**Exercise**. Exclude the pictures and retype the entries as written.

**Exercise input**.

=== Begin Enclosure ===

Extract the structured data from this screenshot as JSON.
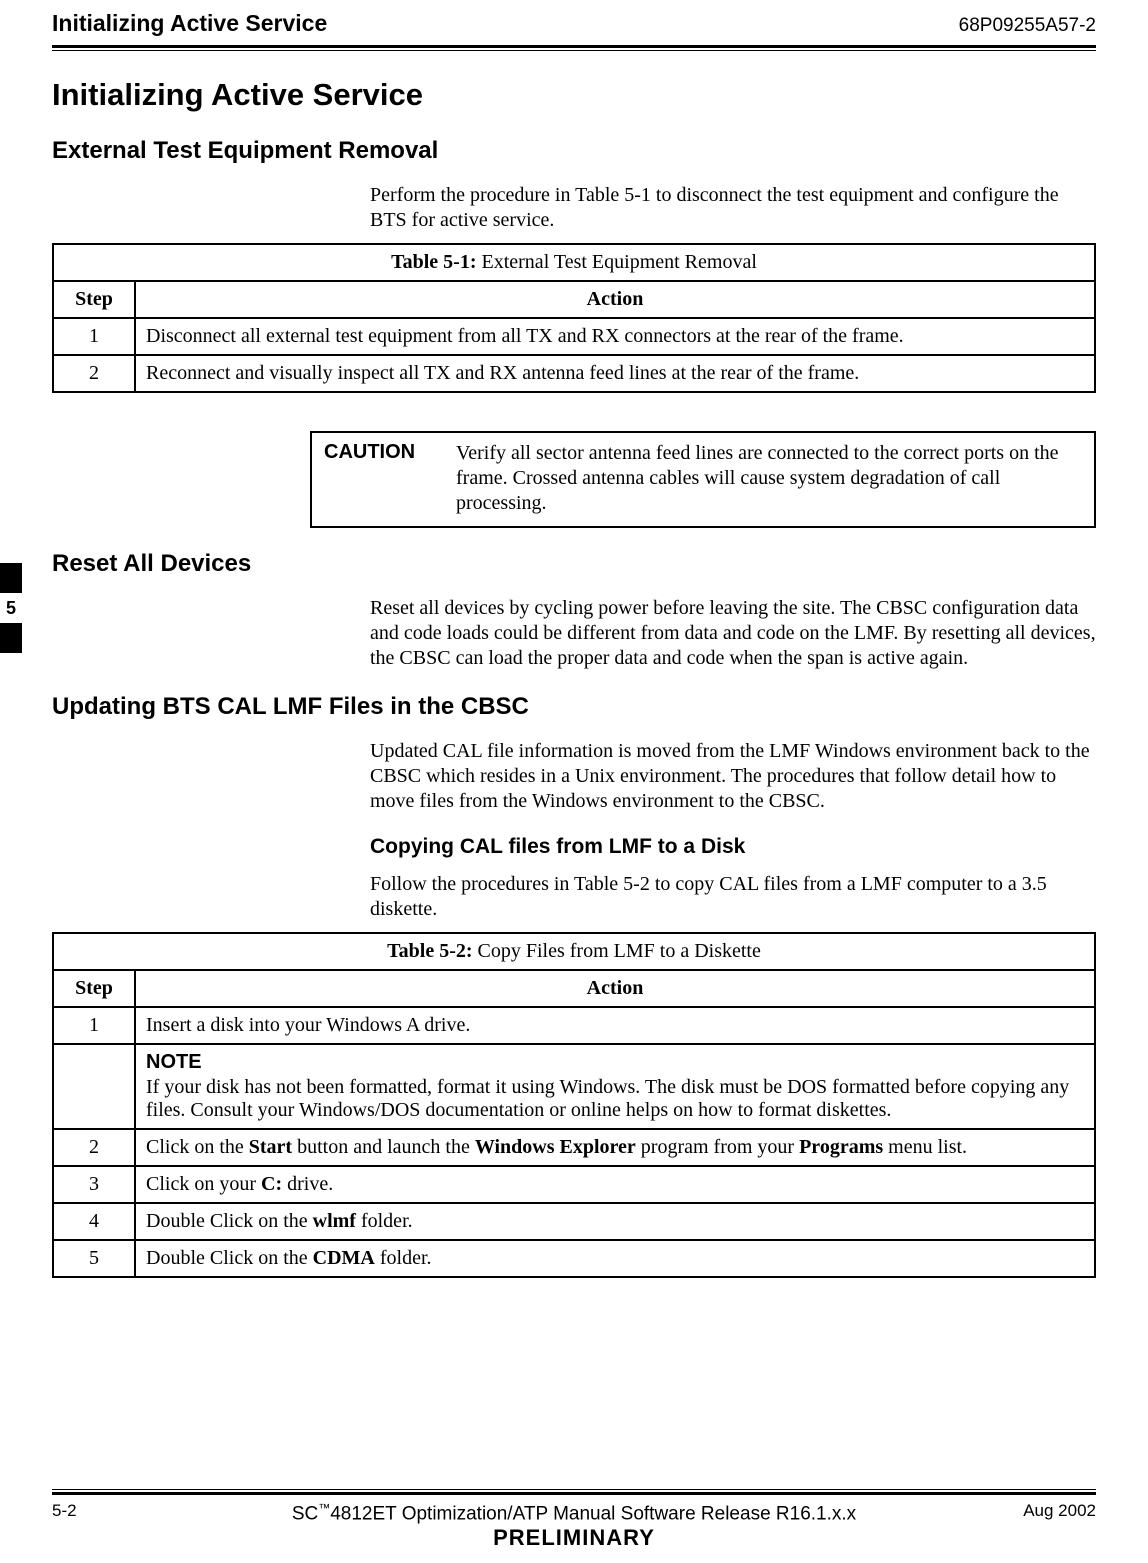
{
  "header": {
    "running_title": "Initializing Active Service",
    "doc_number": "68P09255A57-2"
  },
  "title": "Initializing Active Service",
  "section1": {
    "heading": "External Test Equipment Removal",
    "intro": "Perform the procedure in Table 5-1 to disconnect the test equipment and configure the BTS for active service."
  },
  "table51": {
    "caption_label": "Table 5-1:",
    "caption_text": " External Test Equipment Removal",
    "col_step": "Step",
    "col_action": "Action",
    "rows": [
      {
        "step": "1",
        "action": "Disconnect all external test equipment from all TX and RX connectors at the rear of the frame."
      },
      {
        "step": "2",
        "action": "Reconnect and visually inspect all TX and RX antenna feed lines at the rear of the frame."
      }
    ]
  },
  "caution": {
    "label": "CAUTION",
    "text": "Verify all sector antenna feed lines are connected to the correct ports on the frame. Crossed antenna cables will cause system degradation of call processing."
  },
  "section2": {
    "heading": "Reset All Devices",
    "body": "Reset all devices by cycling power before leaving the site. The CBSC configuration data and code loads could be different from data and code on the LMF. By resetting all devices, the CBSC can load the proper data and code when the span is active again."
  },
  "section3": {
    "heading": "Updating BTS CAL LMF Files in the CBSC",
    "body": "Updated CAL file information is moved from the LMF Windows environment back to the CBSC which resides in a Unix environment. The procedures that follow detail how to move files from the Windows environment to the CBSC.",
    "sub_heading": "Copying CAL files from LMF to a Disk",
    "sub_body": "Follow the procedures in Table 5-2 to copy CAL files from a LMF computer to a 3.5 diskette."
  },
  "table52": {
    "caption_label": "Table 5-2:",
    "caption_text": " Copy Files from LMF to a Diskette",
    "col_step": "Step",
    "col_action": "Action",
    "rows": {
      "r1_step": "1",
      "r1_action": "Insert a disk into your Windows A drive.",
      "note_label": "NOTE",
      "note_body": "If your disk has not been formatted, format it using Windows.  The disk must be DOS formatted before copying any files. Consult your Windows/DOS documentation or online helps on how to format diskettes.",
      "r2_step": "2",
      "r2_pre": "Click on the ",
      "r2_b1": "Start",
      "r2_mid1": " button and launch the ",
      "r2_b2": "Windows Explorer",
      "r2_mid2": " program from your ",
      "r2_b3": "Programs",
      "r2_post": " menu list.",
      "r3_step": "3",
      "r3_pre": "Click on your ",
      "r3_b": "C:",
      "r3_post": " drive.",
      "r4_step": "4",
      "r4_pre": "Double Click on the ",
      "r4_b": "wlmf",
      "r4_post": " folder.",
      "r5_step": "5",
      "r5_pre": "Double Click on the ",
      "r5_b": "CDMA",
      "r5_post": " folder."
    }
  },
  "side_tab": "5",
  "footer": {
    "page": "5-2",
    "center_pre": "SC",
    "center_tm": "™",
    "center_post": "4812ET Optimization/ATP Manual Software Release R16.1.x.x",
    "preliminary": "PRELIMINARY",
    "date": "Aug 2002"
  }
}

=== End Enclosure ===

**Exercise response**.
Extract the structured data from this screenshot as JSON.
{
  "header": {
    "running_title": "Initializing Active Service",
    "doc_number": "68P09255A57-2"
  },
  "title": "Initializing Active Service",
  "section1": {
    "heading": "External Test Equipment Removal",
    "intro": "Perform the procedure in Table 5-1 to disconnect the test equipment and configure the BTS for active service."
  },
  "table51": {
    "caption_label": "Table 5-1:",
    "caption_text": " External Test Equipment Removal",
    "col_step": "Step",
    "col_action": "Action",
    "rows": [
      {
        "step": "1",
        "action": "Disconnect all external test equipment from all TX and RX connectors at the rear of the frame."
      },
      {
        "step": "2",
        "action": "Reconnect and visually inspect all TX and RX antenna feed lines at the rear of the frame."
      }
    ]
  },
  "caution": {
    "label": "CAUTION",
    "text": "Verify all sector antenna feed lines are connected to the correct ports on the frame. Crossed antenna cables will cause system degradation of call processing."
  },
  "section2": {
    "heading": "Reset All Devices",
    "body": "Reset all devices by cycling power before leaving the site. The CBSC configuration data and code loads could be different from data and code on the LMF. By resetting all devices, the CBSC can load the proper data and code when the span is active again."
  },
  "section3": {
    "heading": "Updating BTS CAL LMF Files in the CBSC",
    "body": "Updated CAL file information is moved from the LMF Windows environment back to the CBSC which resides in a Unix environment. The procedures that follow detail how to move files from the Windows environment to the CBSC.",
    "sub_heading": "Copying CAL files from LMF to a Disk",
    "sub_body": "Follow the procedures in Table 5-2 to copy CAL files from a LMF computer to a 3.5 diskette."
  },
  "table52": {
    "caption_label": "Table 5-2:",
    "caption_text": " Copy Files from LMF to a Diskette",
    "col_step": "Step",
    "col_action": "Action",
    "rows": {
      "r1_step": "1",
      "r1_action": "Insert a disk into your Windows A drive.",
      "note_label": "NOTE",
      "note_body": "If your disk has not been formatted, format it using Windows.  The disk must be DOS formatted before copying any files. Consult your Windows/DOS documentation or online helps on how to format diskettes.",
      "r2_step": "2",
      "r2_pre": "Click on the ",
      "r2_b1": "Start",
      "r2_mid1": " button and launch the ",
      "r2_b2": "Windows Explorer",
      "r2_mid2": " program from your ",
      "r2_b3": "Programs",
      "r2_post": " menu list.",
      "r3_step": "3",
      "r3_pre": "Click on your ",
      "r3_b": "C:",
      "r3_post": " drive.",
      "r4_step": "4",
      "r4_pre": "Double Click on the ",
      "r4_b": "wlmf",
      "r4_post": " folder.",
      "r5_step": "5",
      "r5_pre": "Double Click on the ",
      "r5_b": "CDMA",
      "r5_post": " folder."
    }
  },
  "side_tab": "5",
  "footer": {
    "page": "5-2",
    "center_pre": "SC",
    "center_tm": "™",
    "center_post": "4812ET Optimization/ATP Manual Software Release R16.1.x.x",
    "preliminary": "PRELIMINARY",
    "date": "Aug 2002"
  }
}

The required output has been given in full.